Component data from apps and pages:
----
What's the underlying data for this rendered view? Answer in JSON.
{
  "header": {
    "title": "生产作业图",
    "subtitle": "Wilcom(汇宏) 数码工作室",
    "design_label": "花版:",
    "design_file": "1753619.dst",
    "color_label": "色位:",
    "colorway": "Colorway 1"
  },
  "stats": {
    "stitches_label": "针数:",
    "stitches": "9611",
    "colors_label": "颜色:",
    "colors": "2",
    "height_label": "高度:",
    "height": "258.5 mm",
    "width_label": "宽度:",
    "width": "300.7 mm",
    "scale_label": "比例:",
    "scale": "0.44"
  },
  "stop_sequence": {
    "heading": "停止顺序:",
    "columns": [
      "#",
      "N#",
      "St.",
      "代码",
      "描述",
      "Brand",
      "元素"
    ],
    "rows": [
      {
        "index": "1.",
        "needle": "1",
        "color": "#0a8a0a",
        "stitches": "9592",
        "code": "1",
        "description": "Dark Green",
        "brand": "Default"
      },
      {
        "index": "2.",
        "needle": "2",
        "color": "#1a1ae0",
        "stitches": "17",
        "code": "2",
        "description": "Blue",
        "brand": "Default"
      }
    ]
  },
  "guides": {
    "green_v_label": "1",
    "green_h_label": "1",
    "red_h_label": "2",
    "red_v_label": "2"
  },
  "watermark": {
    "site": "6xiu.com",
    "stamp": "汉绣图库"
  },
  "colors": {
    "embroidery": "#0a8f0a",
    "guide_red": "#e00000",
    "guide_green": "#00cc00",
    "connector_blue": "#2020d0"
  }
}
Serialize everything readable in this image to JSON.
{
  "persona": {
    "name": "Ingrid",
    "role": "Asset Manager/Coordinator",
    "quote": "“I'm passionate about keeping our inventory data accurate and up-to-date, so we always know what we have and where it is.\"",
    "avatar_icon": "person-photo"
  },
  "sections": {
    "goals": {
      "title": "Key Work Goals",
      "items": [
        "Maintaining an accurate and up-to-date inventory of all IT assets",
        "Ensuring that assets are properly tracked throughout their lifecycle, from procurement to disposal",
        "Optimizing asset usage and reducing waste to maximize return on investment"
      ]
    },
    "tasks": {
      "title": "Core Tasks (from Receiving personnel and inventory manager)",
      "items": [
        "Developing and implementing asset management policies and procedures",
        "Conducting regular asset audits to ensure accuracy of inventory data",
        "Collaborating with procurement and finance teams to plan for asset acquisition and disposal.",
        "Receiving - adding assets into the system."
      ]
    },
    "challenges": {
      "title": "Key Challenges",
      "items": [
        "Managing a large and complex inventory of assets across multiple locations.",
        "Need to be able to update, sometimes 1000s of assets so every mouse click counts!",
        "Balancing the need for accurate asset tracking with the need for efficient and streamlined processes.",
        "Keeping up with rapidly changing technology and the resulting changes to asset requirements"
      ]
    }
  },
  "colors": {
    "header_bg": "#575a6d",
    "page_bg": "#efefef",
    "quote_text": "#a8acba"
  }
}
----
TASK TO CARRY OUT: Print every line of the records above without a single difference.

WRITTEN REPLY:
What's the underlying data for this rendered view? Answer in JSON.
{
  "header": {
    "title": "生产作业图",
    "subtitle": "Wilcom(汇宏) 数码工作室",
    "design_label": "花版:",
    "design_file": "1753619.dst",
    "color_label": "色位:",
    "colorway": "Colorway 1"
  },
  "stats": {
    "stitches_label": "针数:",
    "stitches": "9611",
    "colors_label": "颜色:",
    "colors": "2",
    "height_label": "高度:",
    "height": "258.5 mm",
    "width_label": "宽度:",
    "width": "300.7 mm",
    "scale_label": "比例:",
    "scale": "0.44"
  },
  "stop_sequence": {
    "heading": "停止顺序:",
    "columns": [
      "#",
      "N#",
      "St.",
      "代码",
      "描述",
      "Brand",
      "元素"
    ],
    "rows": [
      {
        "index": "1.",
        "needle": "1",
        "color": "#0a8a0a",
        "stitches": "9592",
        "code": "1",
        "description": "Dark Green",
        "brand": "Default"
      },
      {
        "index": "2.",
        "needle": "2",
        "color": "#1a1ae0",
        "stitches": "17",
        "code": "2",
        "description": "Blue",
        "brand": "Default"
      }
    ]
  },
  "guides": {
    "green_v_label": "1",
    "green_h_label": "1",
    "red_h_label": "2",
    "red_v_label": "2"
  },
  "watermark": {
    "site": "6xiu.com",
    "stamp": "汉绣图库"
  },
  "colors": {
    "embroidery": "#0a8f0a",
    "guide_red": "#e00000",
    "guide_green": "#00cc00",
    "connector_blue": "#2020d0"
  }
}
Serialize everything readable in this image to JSON.
{
  "persona": {
    "name": "Ingrid",
    "role": "Asset Manager/Coordinator",
    "quote": "“I'm passionate about keeping our inventory data accurate and up-to-date, so we always know what we have and where it is.\"",
    "avatar_icon": "person-photo"
  },
  "sections": {
    "goals": {
      "title": "Key Work Goals",
      "items": [
        "Maintaining an accurate and up-to-date inventory of all IT assets",
        "Ensuring that assets are properly tracked throughout their lifecycle, from procurement to disposal",
        "Optimizing asset usage and reducing waste to maximize return on investment"
      ]
    },
    "tasks": {
      "title": "Core Tasks (from Receiving personnel and inventory manager)",
      "items": [
        "Developing and implementing asset management policies and procedures",
        "Conducting regular asset audits to ensure accuracy of inventory data",
        "Collaborating with procurement and finance teams to plan for asset acquisition and disposal.",
        "Receiving - adding assets into the system."
      ]
    },
    "challenges": {
      "title": "Key Challenges",
      "items": [
        "Managing a large and complex inventory of assets across multiple locations.",
        "Need to be able to update, sometimes 1000s of assets so every mouse click counts!",
        "Balancing the need for accurate asset tracking with the need for efficient and streamlined processes.",
        "Keeping up with rapidly changing technology and the resulting changes to asset requirements"
      ]
    }
  },
  "colors": {
    "header_bg": "#575a6d",
    "page_bg": "#efefef",
    "quote_text": "#a8acba"
  }
}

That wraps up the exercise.